Its redemptive message however isn’t as well realized as it could have been since the numerous errors block its path to excellence. Audra McDonald is cast as Andrea’s mother, but she’s hardly present to show off her legendary operatic voice to its full extent, as the casting crew clearly intended. Especially when it came to the plot, the recording artists who manage Aretha, along with her abusive husband, are just straight-up cold without any justification to their lack of sympathy. The film feels even more on the bland side by the awful digital effects that stick out in ways not seen in other films. There are numerous times when Franklin’s old album covers are included, and they all have Jennifer Hudson’s face badly edited on. Also, whenever captions are included to indicate where or when a new scene takes place, the timing of the caption is a bit off. But the cheapest digital trick of all is when the cinematographer applies the black and white filter in an attempt to imitate the old news footage look of the era- no grain included.
Then there’s this overly long concert scene that while as lively and colorful as concerts today, isn’t as awesome as it wanted to be, particularly in the nauseating camera that turns around Aretha too much as she sings. As if the cinematography wasn’t dreadful enough, the aperture is rarely, if ever, in proper focus, and the hazy backlights look hideous as they blare out the subjects in the foreground. Even the makeup crew isn’t as well-tuned as they could be; not a single person ages throughout this movie. The dad in particular never shows any sign of wrinkles or gray hairs as his daughter enters adulthood, he just looks virtually the same over the movie’s 20+ year timespan. Therefore, how could anyone here be believable as a human being? With all this biopic tries in honoring such an iconic voice, it just can’t cross the point of being universally worthwhile entertainment beyond Christians and Aretha Franklin fans, it will just be forgotten pretty quickly.

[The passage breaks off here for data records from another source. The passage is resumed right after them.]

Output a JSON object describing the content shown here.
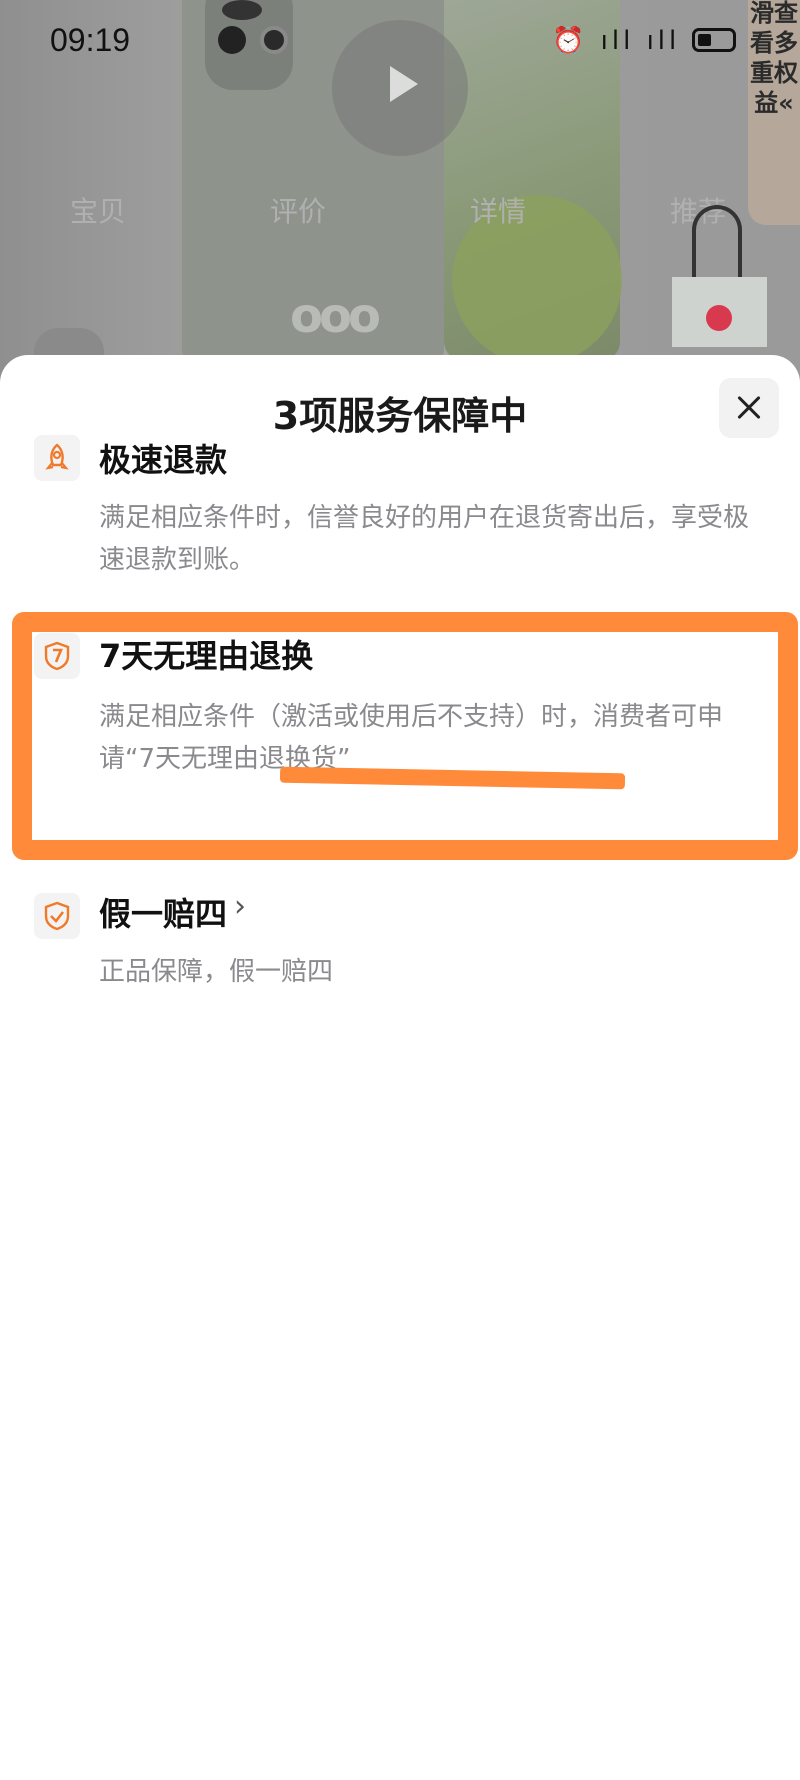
{
  "status_bar": {
    "time": "09:19",
    "icons": "⏰ ıll ıll"
  },
  "background": {
    "tabs": [
      "宝贝",
      "评价",
      "详情",
      "推荐"
    ],
    "side_banner": "滑查看多重权益«"
  },
  "sheet": {
    "title": "3项服务保障中",
    "items": [
      {
        "icon": "rocket-icon",
        "title": "极速退款",
        "desc": "满足相应条件时，信誉良好的用户在退货寄出后，享受极速退款到账。"
      },
      {
        "icon": "seven-days-icon",
        "title": "7天无理由退换",
        "desc": "满足相应条件（激活或使用后不支持）时，消费者可申请“7天无理由退换货”"
      },
      {
        "icon": "shield-check-icon",
        "title": "假一赔四",
        "desc": "正品保障，假一赔四",
        "chevron": "›"
      }
    ]
  },
  "colors": {
    "accent": "#ff8a3a",
    "icon_orange": "#f07a2a",
    "desc_gray": "#8a8a8e"
  }
}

Even if this movie is far from perfect or memorable, there should still be a fair amount of respect to give to… well, Respect. Unlike other musician biopics set in the 60s or 70s, this has a keener understanding of why striving toward fame is almost like a death sentence; what works here is its incorporation of Aretha Franklin’s Christian faith. She well onto her death knew that only God provided her with such a powerful voice, and she knew she had to share it with the world so others could hear the voice of Heaven. So if you’re neither a Christian nor an Aretha Franklin fan, maybe it wouldn’t hurt to give this a try. Who knows what you can learn from this feature film? You might very well be convicted of your own race to fame, and consider what exactly it is that you want out of the public attention: Is it for your legacy on Earth or for your life in eternity?
If there is a specific movie you’d like to see graded, or if you are interested in guest blogging for my site, please email me at Trevor@TrevorsViewOnHollywood.com for your recommendations.
Have a great weekend, and happy watching!